• TASK TO COMPLETE: Filter the records down to the lines that hold the word "this", and copy each of those lines.

-- TASK INPUT follows --

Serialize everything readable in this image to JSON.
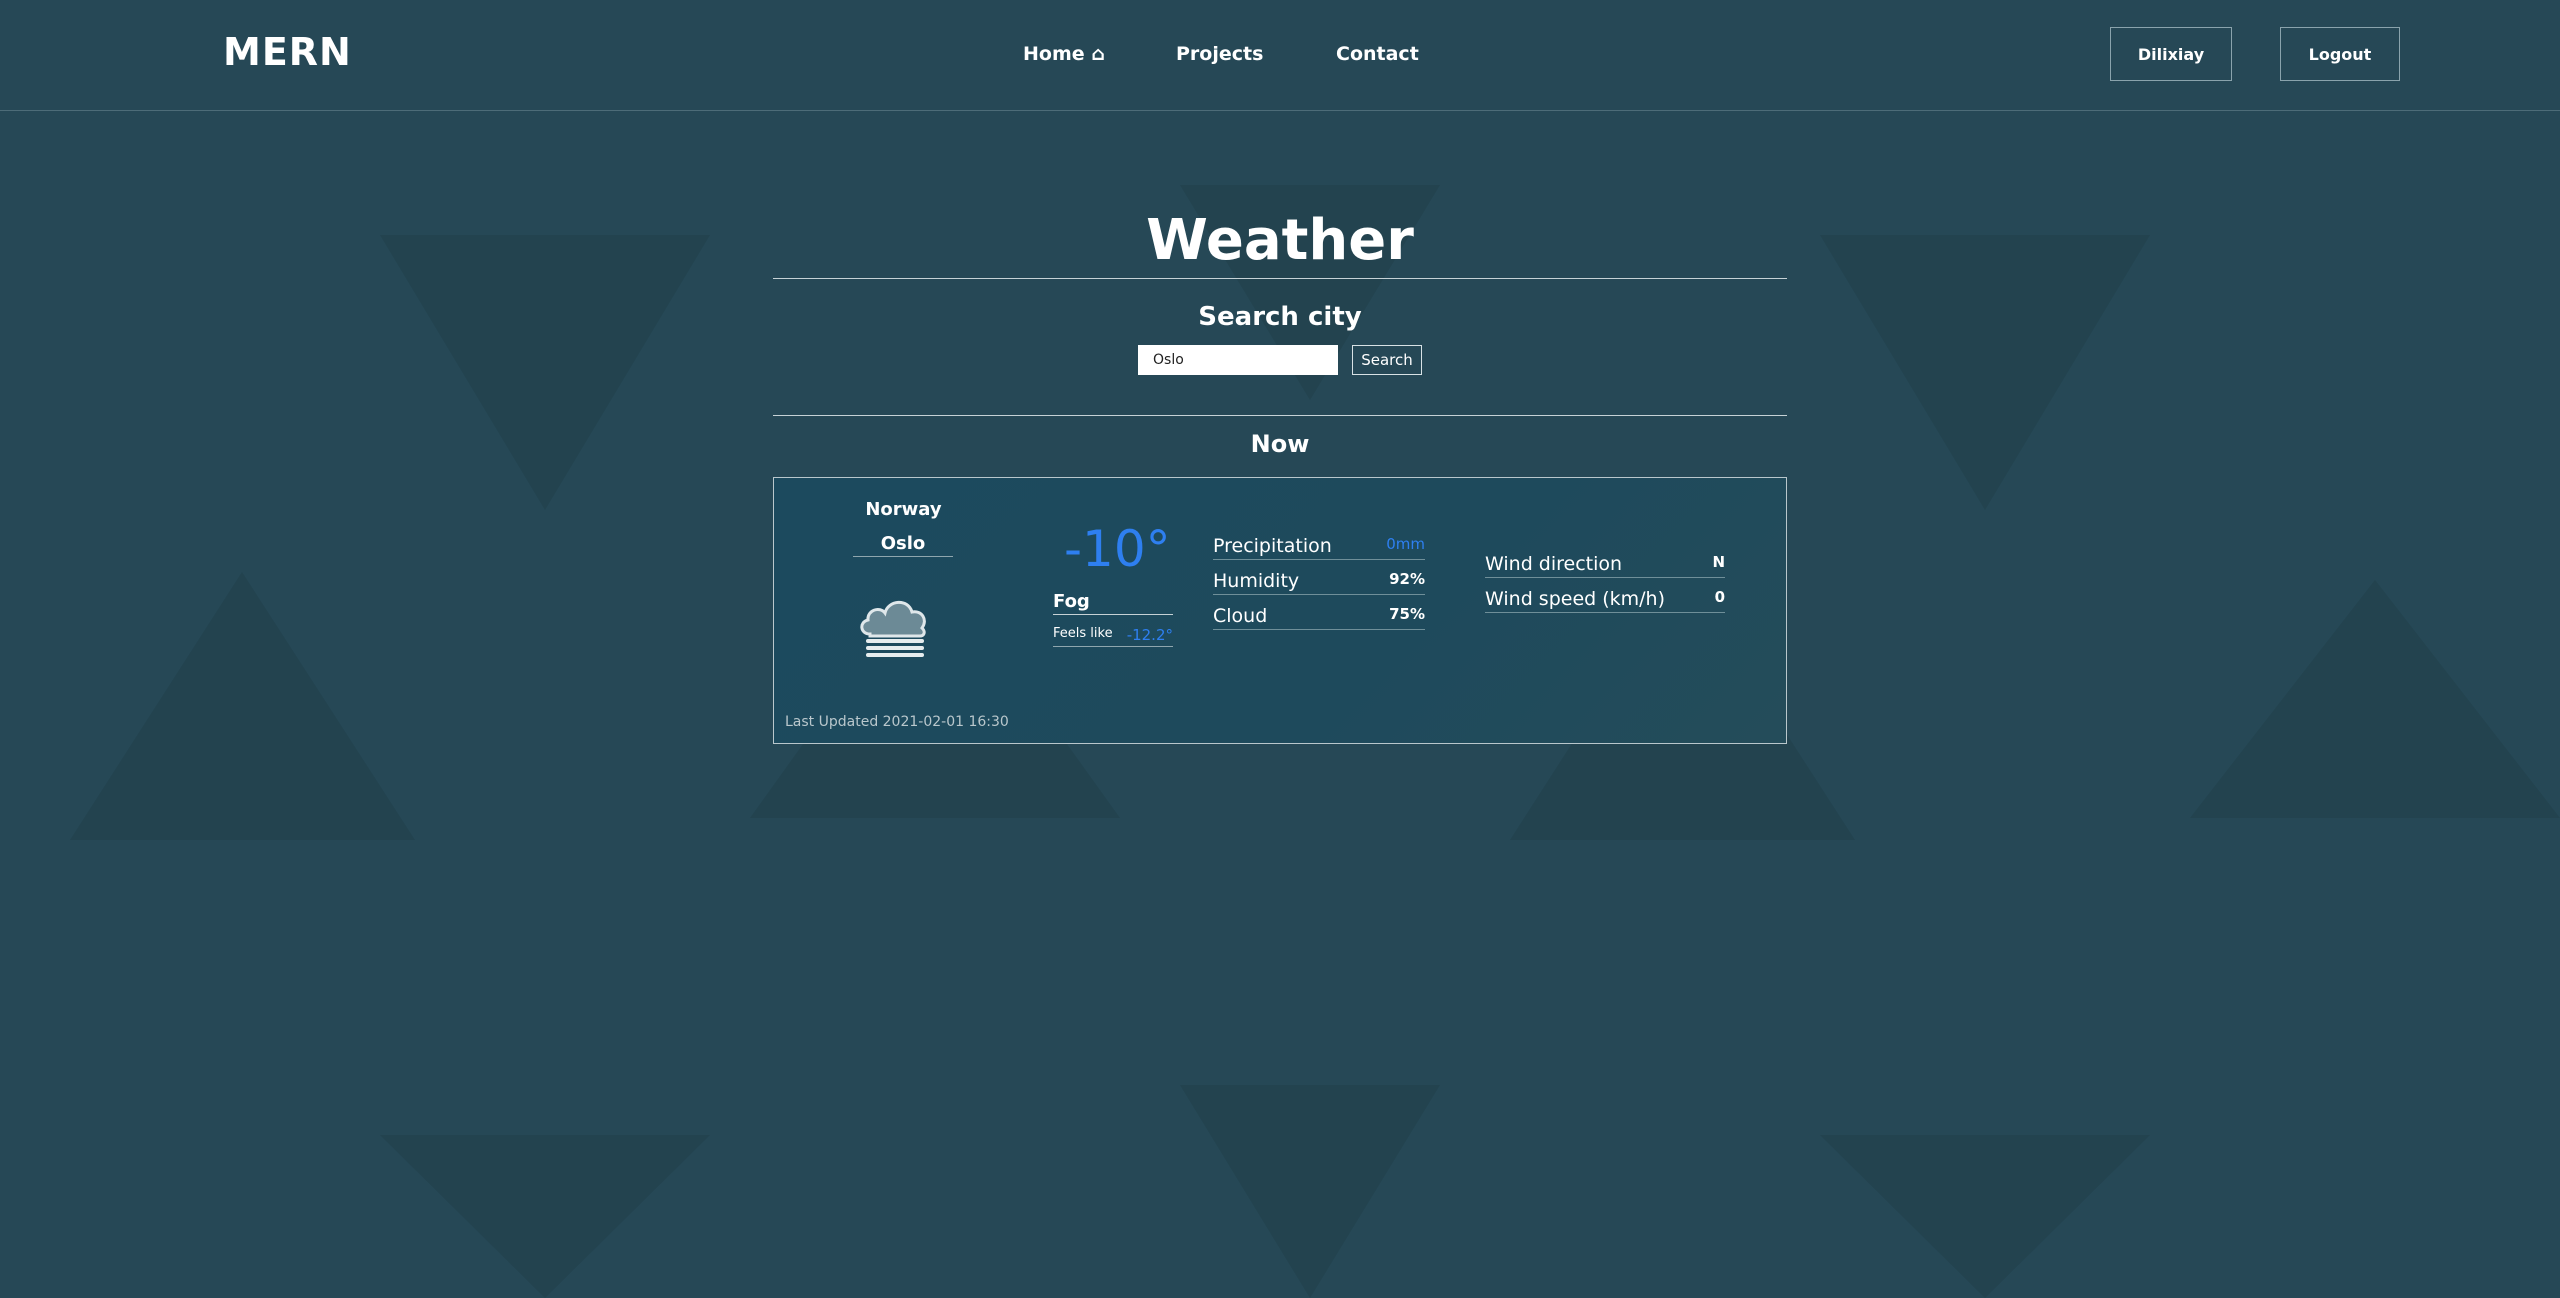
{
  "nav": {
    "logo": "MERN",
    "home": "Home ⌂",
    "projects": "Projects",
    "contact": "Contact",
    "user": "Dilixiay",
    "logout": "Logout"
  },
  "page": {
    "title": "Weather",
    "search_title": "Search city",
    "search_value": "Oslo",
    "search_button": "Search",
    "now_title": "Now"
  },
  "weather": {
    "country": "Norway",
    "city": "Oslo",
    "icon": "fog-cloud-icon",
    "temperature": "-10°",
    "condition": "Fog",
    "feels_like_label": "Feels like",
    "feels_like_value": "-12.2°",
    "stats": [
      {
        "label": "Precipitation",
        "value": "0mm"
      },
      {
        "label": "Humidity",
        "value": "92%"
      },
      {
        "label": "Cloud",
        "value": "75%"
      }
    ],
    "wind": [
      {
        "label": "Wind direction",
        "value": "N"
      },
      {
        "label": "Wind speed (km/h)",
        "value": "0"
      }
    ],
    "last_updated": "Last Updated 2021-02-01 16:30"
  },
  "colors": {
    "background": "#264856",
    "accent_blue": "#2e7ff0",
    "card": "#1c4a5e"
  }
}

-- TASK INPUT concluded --
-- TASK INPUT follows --

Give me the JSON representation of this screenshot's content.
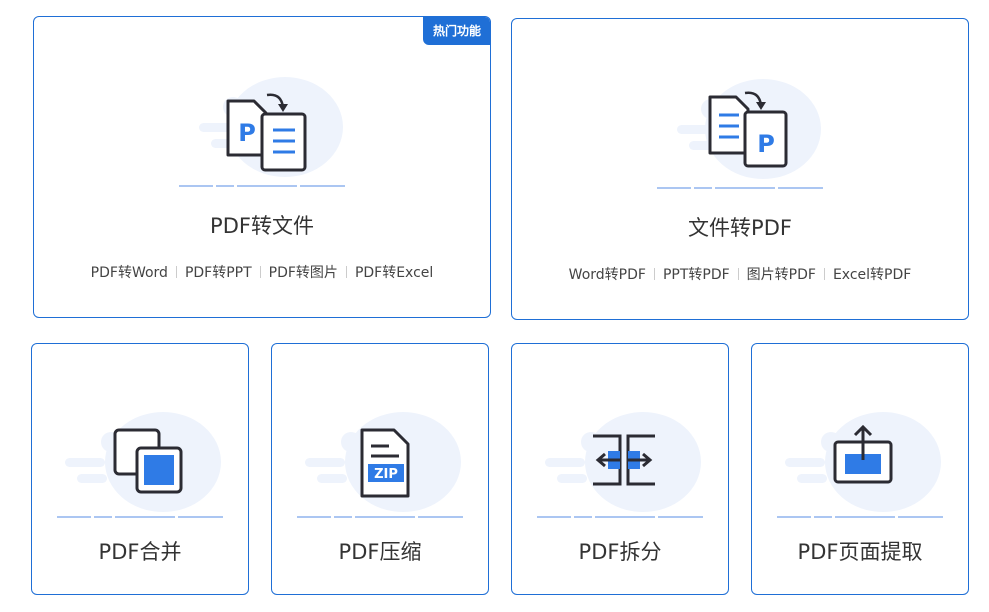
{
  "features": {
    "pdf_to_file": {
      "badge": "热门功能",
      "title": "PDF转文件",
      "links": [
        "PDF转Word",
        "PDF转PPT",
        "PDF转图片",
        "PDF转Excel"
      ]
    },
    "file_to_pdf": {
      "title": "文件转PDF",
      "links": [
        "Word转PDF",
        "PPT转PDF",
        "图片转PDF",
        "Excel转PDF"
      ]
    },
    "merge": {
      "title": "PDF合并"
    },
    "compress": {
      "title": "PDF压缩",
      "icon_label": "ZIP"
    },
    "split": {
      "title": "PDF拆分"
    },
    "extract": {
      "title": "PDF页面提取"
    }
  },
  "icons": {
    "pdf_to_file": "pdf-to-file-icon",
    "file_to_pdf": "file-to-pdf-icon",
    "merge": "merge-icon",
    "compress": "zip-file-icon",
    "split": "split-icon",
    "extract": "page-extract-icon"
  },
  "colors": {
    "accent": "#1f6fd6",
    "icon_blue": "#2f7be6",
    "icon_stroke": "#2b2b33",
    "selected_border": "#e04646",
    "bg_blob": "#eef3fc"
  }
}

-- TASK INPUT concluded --

• EXPECTED ANSWER:
Serialize everything readable in this image to JSON.
Give me the JSON representation of this screenshot's content.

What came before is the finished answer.